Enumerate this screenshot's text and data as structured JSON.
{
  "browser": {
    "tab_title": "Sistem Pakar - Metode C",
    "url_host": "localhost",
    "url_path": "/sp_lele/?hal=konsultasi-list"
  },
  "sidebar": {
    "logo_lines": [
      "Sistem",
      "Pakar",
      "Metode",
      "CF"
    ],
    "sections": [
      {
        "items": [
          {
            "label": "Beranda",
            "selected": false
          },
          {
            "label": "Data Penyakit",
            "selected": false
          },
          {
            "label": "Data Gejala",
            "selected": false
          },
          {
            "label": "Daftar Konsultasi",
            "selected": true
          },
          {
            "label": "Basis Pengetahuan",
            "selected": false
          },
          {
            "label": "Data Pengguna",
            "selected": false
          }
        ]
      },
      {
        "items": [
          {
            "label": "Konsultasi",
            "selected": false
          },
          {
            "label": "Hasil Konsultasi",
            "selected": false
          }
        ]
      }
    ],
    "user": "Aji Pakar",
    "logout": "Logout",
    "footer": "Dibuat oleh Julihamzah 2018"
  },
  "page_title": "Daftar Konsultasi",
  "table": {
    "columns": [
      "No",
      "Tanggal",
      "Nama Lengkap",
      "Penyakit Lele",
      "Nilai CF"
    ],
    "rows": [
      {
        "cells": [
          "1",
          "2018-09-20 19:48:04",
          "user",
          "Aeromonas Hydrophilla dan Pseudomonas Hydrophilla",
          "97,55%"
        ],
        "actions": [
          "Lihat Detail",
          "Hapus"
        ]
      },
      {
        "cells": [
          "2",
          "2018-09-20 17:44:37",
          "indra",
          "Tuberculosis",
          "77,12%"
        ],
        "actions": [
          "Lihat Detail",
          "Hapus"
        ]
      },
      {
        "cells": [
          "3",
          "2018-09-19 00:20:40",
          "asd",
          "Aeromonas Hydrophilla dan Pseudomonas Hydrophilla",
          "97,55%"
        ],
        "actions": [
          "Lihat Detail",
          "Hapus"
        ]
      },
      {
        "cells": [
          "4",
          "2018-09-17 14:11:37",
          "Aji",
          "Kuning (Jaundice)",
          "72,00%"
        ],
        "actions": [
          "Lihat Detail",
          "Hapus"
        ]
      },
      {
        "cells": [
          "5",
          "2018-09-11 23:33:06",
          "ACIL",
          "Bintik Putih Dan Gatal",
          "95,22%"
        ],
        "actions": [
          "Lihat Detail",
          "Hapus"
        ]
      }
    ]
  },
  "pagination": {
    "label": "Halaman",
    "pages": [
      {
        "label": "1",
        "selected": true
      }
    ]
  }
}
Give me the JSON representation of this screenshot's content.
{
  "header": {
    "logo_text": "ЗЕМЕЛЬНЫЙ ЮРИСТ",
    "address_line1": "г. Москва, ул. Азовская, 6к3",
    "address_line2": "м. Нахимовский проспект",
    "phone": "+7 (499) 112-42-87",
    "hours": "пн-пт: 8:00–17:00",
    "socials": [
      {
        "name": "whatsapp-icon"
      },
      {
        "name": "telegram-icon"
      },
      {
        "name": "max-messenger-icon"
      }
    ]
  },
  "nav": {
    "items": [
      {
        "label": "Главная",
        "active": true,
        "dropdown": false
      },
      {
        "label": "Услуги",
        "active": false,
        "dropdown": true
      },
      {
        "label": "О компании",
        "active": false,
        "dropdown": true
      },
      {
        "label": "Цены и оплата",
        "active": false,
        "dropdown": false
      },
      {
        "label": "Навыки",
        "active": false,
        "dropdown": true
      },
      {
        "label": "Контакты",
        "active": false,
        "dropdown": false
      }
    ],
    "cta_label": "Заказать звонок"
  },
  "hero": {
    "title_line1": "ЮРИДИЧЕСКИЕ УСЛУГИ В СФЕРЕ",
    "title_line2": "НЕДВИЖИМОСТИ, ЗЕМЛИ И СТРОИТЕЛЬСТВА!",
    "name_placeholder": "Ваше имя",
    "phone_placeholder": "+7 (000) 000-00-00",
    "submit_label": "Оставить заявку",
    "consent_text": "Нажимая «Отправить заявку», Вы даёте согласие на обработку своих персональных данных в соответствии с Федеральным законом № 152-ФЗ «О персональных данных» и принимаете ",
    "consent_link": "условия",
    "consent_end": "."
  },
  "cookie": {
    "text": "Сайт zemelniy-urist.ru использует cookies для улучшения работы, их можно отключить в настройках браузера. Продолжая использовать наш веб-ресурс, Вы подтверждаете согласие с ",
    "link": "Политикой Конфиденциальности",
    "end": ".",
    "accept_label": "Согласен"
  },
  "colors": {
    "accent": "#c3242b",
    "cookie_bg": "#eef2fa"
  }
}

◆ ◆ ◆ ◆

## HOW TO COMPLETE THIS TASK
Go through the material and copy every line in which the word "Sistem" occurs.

## SOLUTION TO THE PROBLEM
    "tab_title": "Sistem Pakar - Metode C",
      "Sistem",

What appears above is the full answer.